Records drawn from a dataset
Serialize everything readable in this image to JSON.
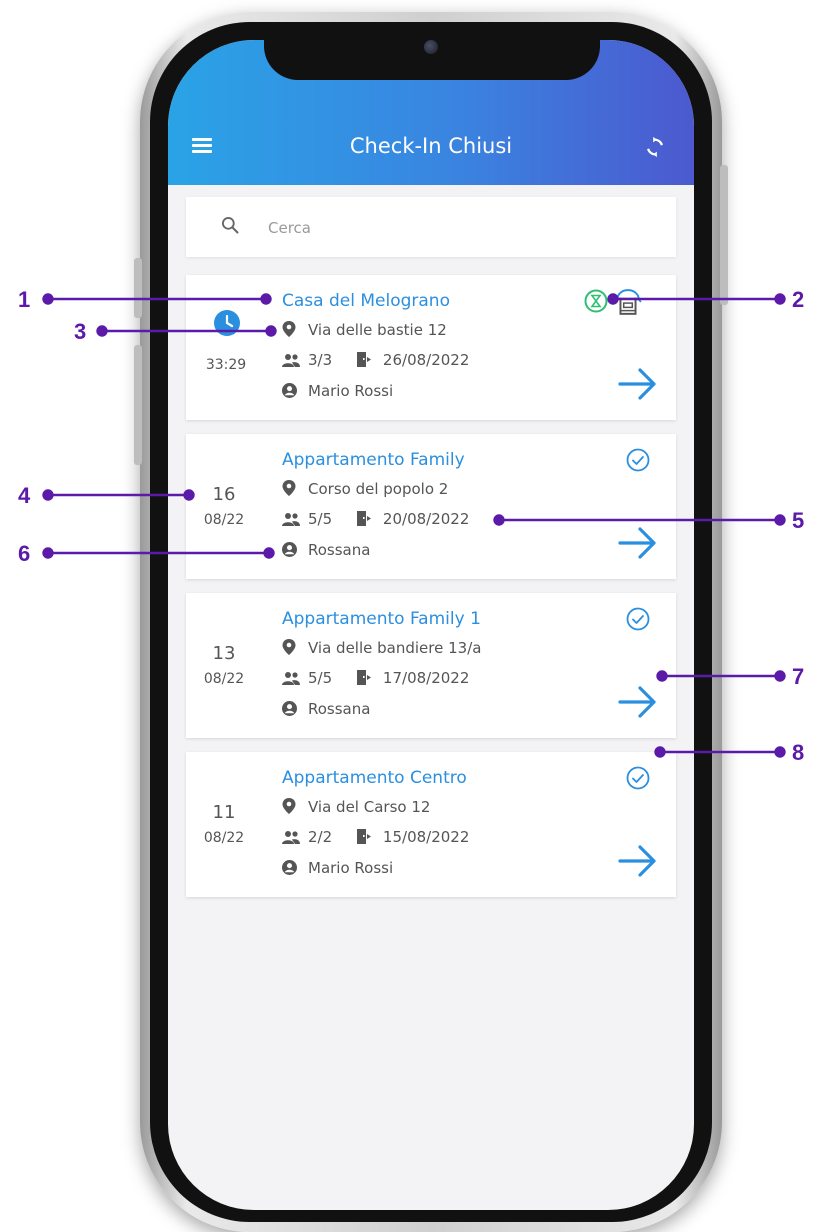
{
  "app": {
    "title": "Check-In Chiusi",
    "search_placeholder": "Cerca",
    "accent_color": "#2b8fe0",
    "header_gradient": [
      "#2aa3e6",
      "#4c59cf"
    ],
    "annotation_color": "#5b1aa8"
  },
  "cards": [
    {
      "name": "Casa del Melograno",
      "address": "Via delle bastie 12",
      "guests": "3/3",
      "checkin_date": "26/08/2022",
      "owner": "Mario Rossi",
      "timer": "33:29",
      "status_icon": "hourglass-icon",
      "extra_icon": "building-icon"
    },
    {
      "name": "Appartamento Family",
      "address": "Corso del popolo 2",
      "guests": "5/5",
      "checkin_date": "20/08/2022",
      "owner": "Rossana",
      "day": "16",
      "month": "08/22",
      "status_icon": "check-circle-icon"
    },
    {
      "name": "Appartamento Family 1",
      "address": "Via delle bandiere 13/a",
      "guests": "5/5",
      "checkin_date": "17/08/2022",
      "owner": "Rossana",
      "day": "13",
      "month": "08/22",
      "status_icon": "check-circle-icon"
    },
    {
      "name": "Appartamento Centro",
      "address": "Via del Carso 12",
      "guests": "2/2",
      "checkin_date": "15/08/2022",
      "owner": "Mario Rossi",
      "day": "11",
      "month": "08/22",
      "status_icon": "check-circle-icon"
    }
  ],
  "annotations": [
    "1",
    "2",
    "3",
    "4",
    "5",
    "6",
    "7",
    "8"
  ]
}
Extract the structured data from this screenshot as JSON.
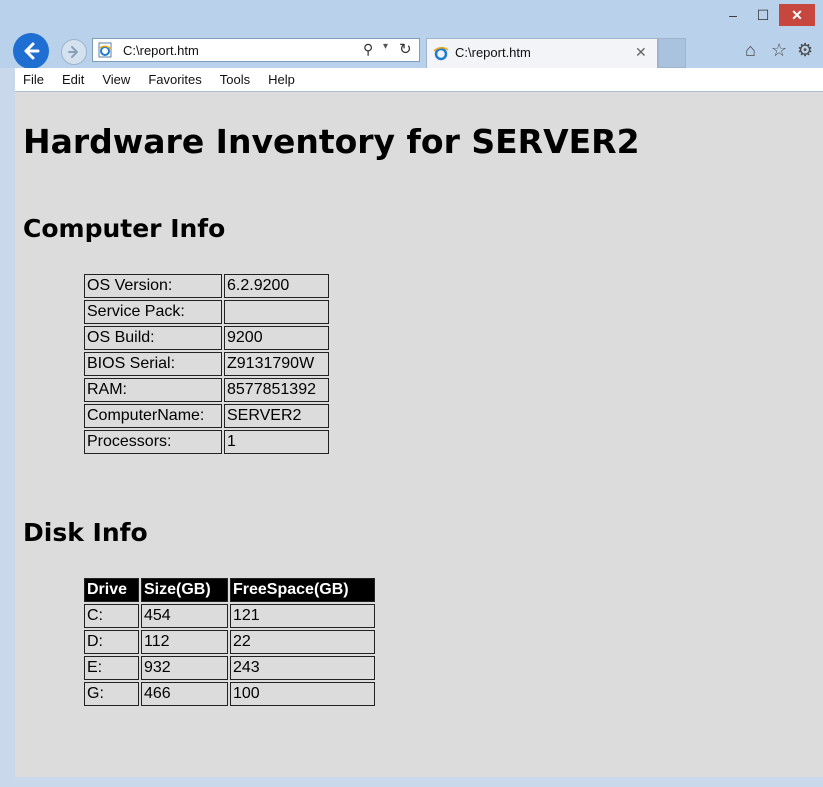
{
  "browser": {
    "address": "C:\\report.htm",
    "tab_title": "C:\\report.htm",
    "window_controls": {
      "minimize": "–",
      "maximize": "☐",
      "close": "✕"
    },
    "icons": [
      "back-arrow-icon",
      "forward-arrow-icon",
      "ie-page-icon",
      "search-icon",
      "refresh-icon",
      "home-icon",
      "favorites-star-icon",
      "gear-icon"
    ]
  },
  "menu": [
    "File",
    "Edit",
    "View",
    "Favorites",
    "Tools",
    "Help"
  ],
  "page": {
    "title": "Hardware Inventory for SERVER2",
    "computer_heading": "Computer Info",
    "computer_rows": [
      {
        "label": "OS Version:",
        "value": "6.2.9200"
      },
      {
        "label": "Service Pack:",
        "value": ""
      },
      {
        "label": "OS Build:",
        "value": "9200"
      },
      {
        "label": "BIOS Serial:",
        "value": "Z9131790W"
      },
      {
        "label": "RAM:",
        "value": "8577851392"
      },
      {
        "label": "ComputerName:",
        "value": "SERVER2"
      },
      {
        "label": "Processors:",
        "value": "1"
      }
    ],
    "disk_heading": "Disk Info",
    "disk_headers": [
      "Drive",
      "Size(GB)",
      "FreeSpace(GB)"
    ],
    "disk_rows": [
      [
        "C:",
        "454",
        "121"
      ],
      [
        "D:",
        "112",
        "22"
      ],
      [
        "E:",
        "932",
        "243"
      ],
      [
        "G:",
        "466",
        "100"
      ]
    ]
  },
  "colors": {
    "chrome": "#b9d1ea",
    "content_bg": "#dcdcdc",
    "back_button": "#1e6fd1",
    "close_button": "#c7463d"
  }
}
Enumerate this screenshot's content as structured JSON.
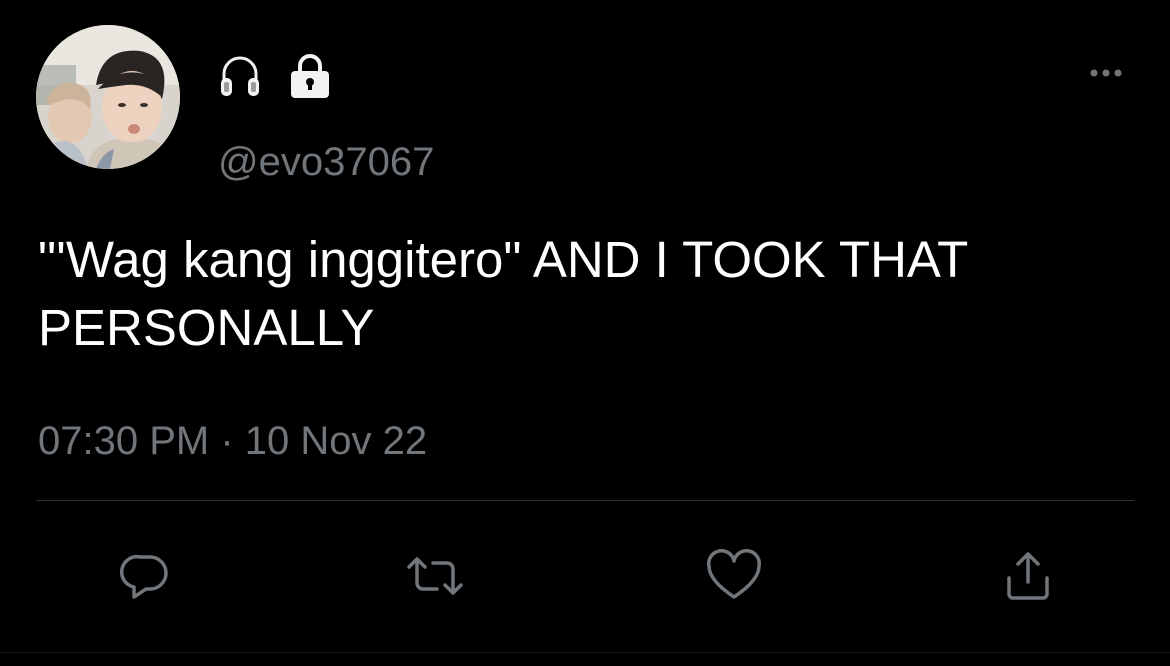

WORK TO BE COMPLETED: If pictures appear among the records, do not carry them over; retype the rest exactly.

ANSWER AREA:
Serialize everything readable in this image to JSON.
{
  "app": {
    "title": "Check-In Chiusi",
    "search_placeholder": "Cerca",
    "accent_color": "#2b8fe0",
    "header_gradient": [
      "#2aa3e6",
      "#4c59cf"
    ],
    "annotation_color": "#5b1aa8"
  },
  "cards": [
    {
      "name": "Casa del Melograno",
      "address": "Via delle bastie 12",
      "guests": "3/3",
      "checkin_date": "26/08/2022",
      "owner": "Mario Rossi",
      "timer": "33:29",
      "status_icon": "hourglass-icon",
      "extra_icon": "building-icon"
    },
    {
      "name": "Appartamento Family",
      "address": "Corso del popolo 2",
      "guests": "5/5",
      "checkin_date": "20/08/2022",
      "owner": "Rossana",
      "day": "16",
      "month": "08/22",
      "status_icon": "check-circle-icon"
    },
    {
      "name": "Appartamento Family 1",
      "address": "Via delle bandiere 13/a",
      "guests": "5/5",
      "checkin_date": "17/08/2022",
      "owner": "Rossana",
      "day": "13",
      "month": "08/22",
      "status_icon": "check-circle-icon"
    },
    {
      "name": "Appartamento Centro",
      "address": "Via del Carso 12",
      "guests": "2/2",
      "checkin_date": "15/08/2022",
      "owner": "Mario Rossi",
      "day": "11",
      "month": "08/22",
      "status_icon": "check-circle-icon"
    }
  ],
  "annotations": [
    "1",
    "2",
    "3",
    "4",
    "5",
    "6",
    "7",
    "8"
  ]
}
Extract the structured data from this screenshot as JSON.
{
  "browser": {
    "address": "C:\\report.htm",
    "tab_title": "C:\\report.htm",
    "window_controls": {
      "minimize": "–",
      "maximize": "☐",
      "close": "✕"
    },
    "icons": [
      "back-arrow-icon",
      "forward-arrow-icon",
      "ie-page-icon",
      "search-icon",
      "refresh-icon",
      "home-icon",
      "favorites-star-icon",
      "gear-icon"
    ]
  },
  "menu": [
    "File",
    "Edit",
    "View",
    "Favorites",
    "Tools",
    "Help"
  ],
  "page": {
    "title": "Hardware Inventory for SERVER2",
    "computer_heading": "Computer Info",
    "computer_rows": [
      {
        "label": "OS Version:",
        "value": "6.2.9200"
      },
      {
        "label": "Service Pack:",
        "value": ""
      },
      {
        "label": "OS Build:",
        "value": "9200"
      },
      {
        "label": "BIOS Serial:",
        "value": "Z9131790W"
      },
      {
        "label": "RAM:",
        "value": "8577851392"
      },
      {
        "label": "ComputerName:",
        "value": "SERVER2"
      },
      {
        "label": "Processors:",
        "value": "1"
      }
    ],
    "disk_heading": "Disk Info",
    "disk_headers": [
      "Drive",
      "Size(GB)",
      "FreeSpace(GB)"
    ],
    "disk_rows": [
      [
        "C:",
        "454",
        "121"
      ],
      [
        "D:",
        "112",
        "22"
      ],
      [
        "E:",
        "932",
        "243"
      ],
      [
        "G:",
        "466",
        "100"
      ]
    ]
  },
  "colors": {
    "chrome": "#b9d1ea",
    "content_bg": "#dcdcdc",
    "back_button": "#1e6fd1",
    "close_button": "#c7463d"
  }
}
Enumerate this screenshot's content as structured JSON.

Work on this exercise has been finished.